6-Although Pornchai Poprai-ngam is not a name we expect many fans to be too familiar with the Thai had a really odd career. In his 19 fights that are on boxrec Pornchai only actually fought in Thailand twice, and the other 17 bouts were really all over the place, and ranged form Mexico to the UK and the US to Guam. During his career he fought several notable fighters, not just Rudkin but also the likes of Efren Torres, Chucho Castillo, Ruben Oliveras and Chartchai Chionoi, who stopped Pornchai in 1996, in Pornchai's final recorded bout in Thailand!
Over the last few years the Japanese boxing scene has witnessed an incredible rise through the ranks by the "KO Dream Boy" Kosei Tanaka, who has gone on to become the star of the Chubu region of Japan. He's had a number of fights shown internationally through streams with CBC and has become one of the most notable figures in Japan boxing. Today we take you on a journey in our latest Six Degrees of Separation, starting with Tanaka and ending with Chartchai Chionoi.

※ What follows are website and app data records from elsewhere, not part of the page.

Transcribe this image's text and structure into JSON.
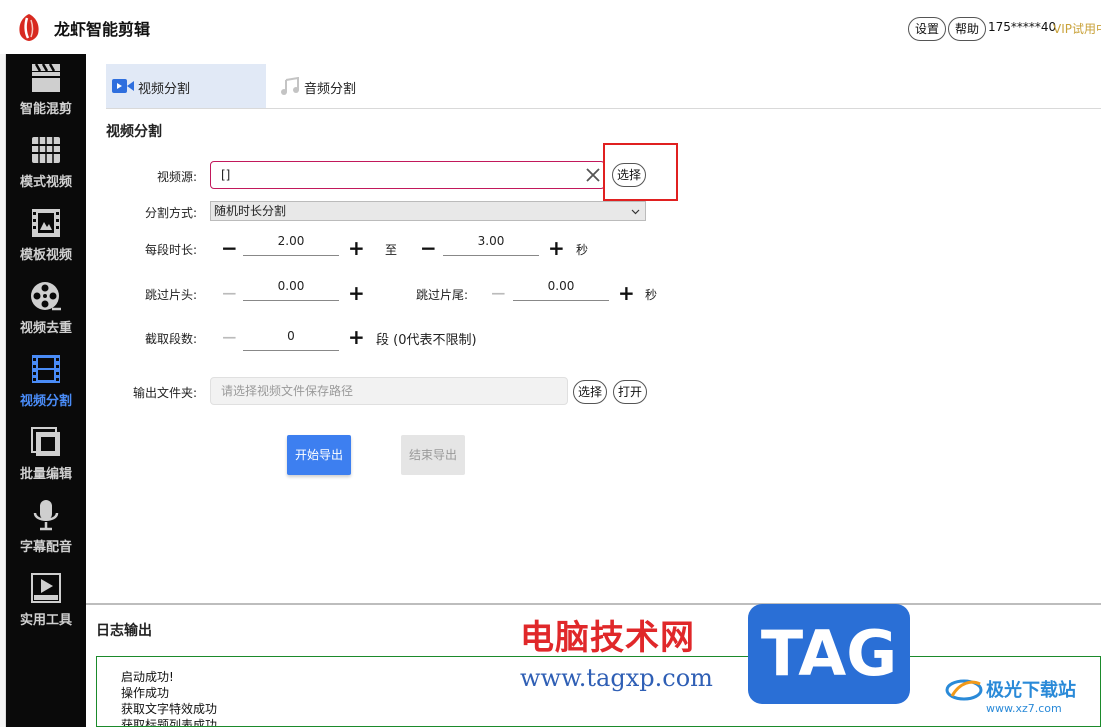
{
  "app": {
    "title": "龙虾智能剪辑",
    "settings_label": "设置",
    "help_label": "帮助",
    "user_id": "175*****40",
    "vip_label": "VIP试用中"
  },
  "sidebar": {
    "items": [
      {
        "label": "智能混剪",
        "icon": "clapperboard-icon"
      },
      {
        "label": "模式视频",
        "icon": "film-stack-icon"
      },
      {
        "label": "模板视频",
        "icon": "template-film-icon"
      },
      {
        "label": "视频去重",
        "icon": "film-reel-icon"
      },
      {
        "label": "视频分割",
        "icon": "film-strip-icon",
        "active": true
      },
      {
        "label": "批量编辑",
        "icon": "batch-edit-icon"
      },
      {
        "label": "字幕配音",
        "icon": "microphone-icon"
      },
      {
        "label": "实用工具",
        "icon": "logo-play-icon"
      }
    ],
    "active_color": "#4a8cf7"
  },
  "tabs": [
    {
      "label": "视频分割",
      "icon": "video-camera-icon",
      "active": true
    },
    {
      "label": "音频分割",
      "icon": "music-note-icon",
      "active": false
    }
  ],
  "section_title": "视频分割",
  "form": {
    "source_label": "视频源:",
    "source_value": "[]",
    "choose_label": "选择",
    "split_mode_label": "分割方式:",
    "split_mode_value": "随机时长分割",
    "segment_duration_label": "每段时长:",
    "duration_min": "2.00",
    "to_label": "至",
    "duration_max": "3.00",
    "seconds_unit": "秒",
    "skip_head_label": "跳过片头:",
    "skip_head_value": "0.00",
    "skip_tail_label": "跳过片尾:",
    "skip_tail_value": "0.00",
    "segment_count_label": "截取段数:",
    "segment_count_value": "0",
    "segment_count_hint": "段 (0代表不限制)",
    "output_folder_label": "输出文件夹:",
    "output_folder_placeholder": "请选择视频文件保存路径",
    "output_choose_label": "选择",
    "output_open_label": "打开",
    "minus": "−",
    "plus": "+"
  },
  "actions": {
    "start_label": "开始导出",
    "stop_label": "结束导出"
  },
  "log": {
    "title": "日志输出",
    "lines": [
      "启动成功!",
      "操作成功",
      "获取文字特效成功",
      "获取标题列表成功"
    ]
  },
  "watermark": {
    "site_cn": "电脑技术网",
    "site_url": "www.tagxp.com",
    "tag": "TAG",
    "xz_cn": "极光下载站",
    "xz_url": "www.xz7.com"
  },
  "colors": {
    "primary": "#3d7ff0",
    "highlight_box": "#e02020",
    "source_border": "#c2185b",
    "log_border": "#1b8a2b"
  }
}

1-Kosei Tanaka fights out of the gym lead by former WBC Super Bantamweight world champion Kiyoshi Hatanaka, the man who had been the face of boxing in Nagoya in the late 1980's and early 1990's.

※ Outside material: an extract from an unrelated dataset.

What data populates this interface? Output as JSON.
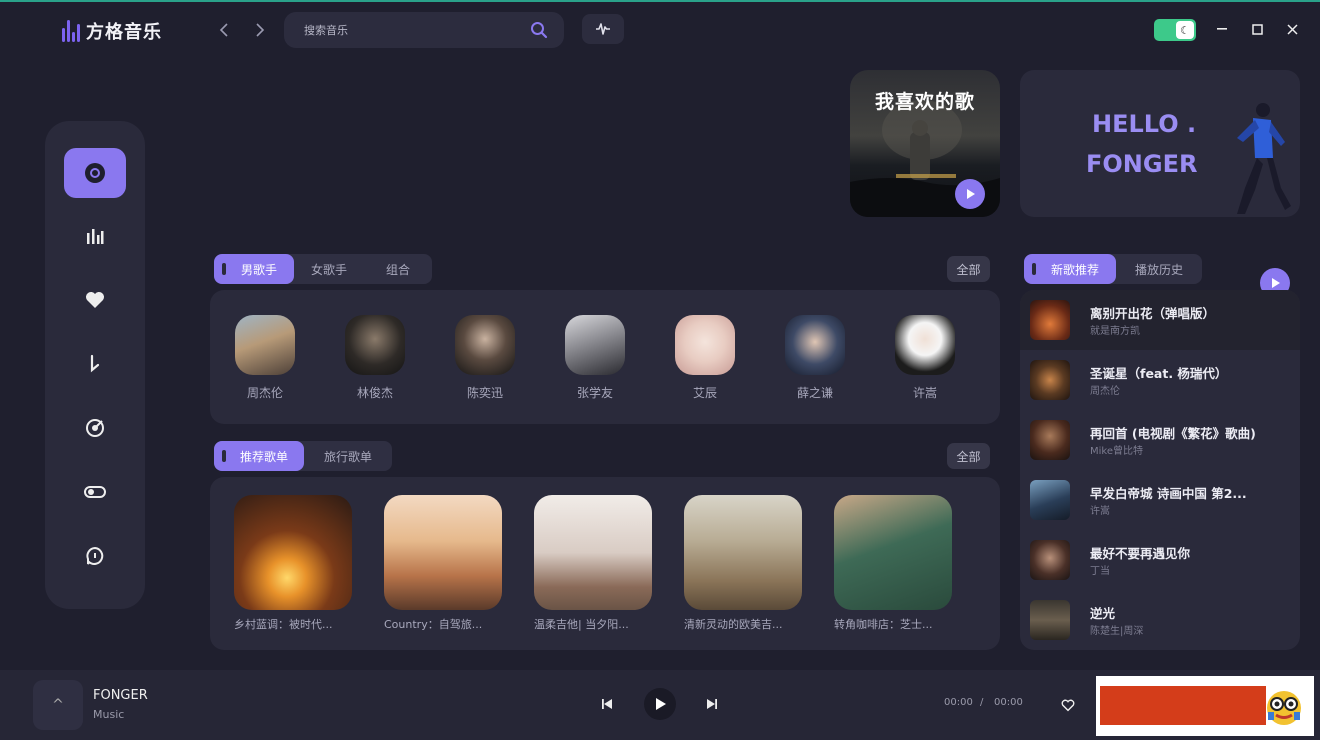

2-Although Kiyoshi Hatanaka wasn't the most successful fighter of his era he certainly had a good local following and was regularly in great fights, thanks to his engine and toughness. Hatanaka's young son Kento Hatanaka is currently carving out a respectable career of his own, despite still being in the shadows of his father.
3-Another youngster stuck in the shadow of his father is Juiki Tatsuyoshi, who's father was more of a national star than Kento's father. Juiki's father Joichiro Tatsuyoshi was regarded as one of the most exciting fighters of his era and the most popular in Japan, by some margin, due to his enigmatic personality and his thrilling, in ring style which lead him to 2 reigns as the WBC Bantamweight champion.
4-Another WBC Bantamweight champion was the legendary Fighting Harada, who defeated Eder Jofre for the belt. Harada's significance to Japanese boxing is legendary and he is generally regarded as Japan's greatest ever boxer, and one of the finest fighters the lower weights have ever seen.
5-During his long and successful career Fighting Harada was only beaten by 1 Asian fight, Pone Kingpetch. Kingpetch was the first ever Thai world champion, and became a 2-time champion by beating Harada in 1963, before finally becoming a 3-time champion in 1964.
6-Thailand hasn't had many 3-time world champions. One was Kingpetch and another was Chartchai Chionoi, who, like Kingpetch, had 3 reigns at Flyweight taking the WBC belt from Walter McGowan in 1966 for his first reign, reclaiming it from Efren Torres in 1970 and then beating Fritz Chervet for the then vacant WBA title in 1973.
Thinking Out East
With this site being pretty successful so far we've decided to open up about our own views and start what could be considered effectively an editorial style opinion column dubbed "Thinking Out East" (T.O.E).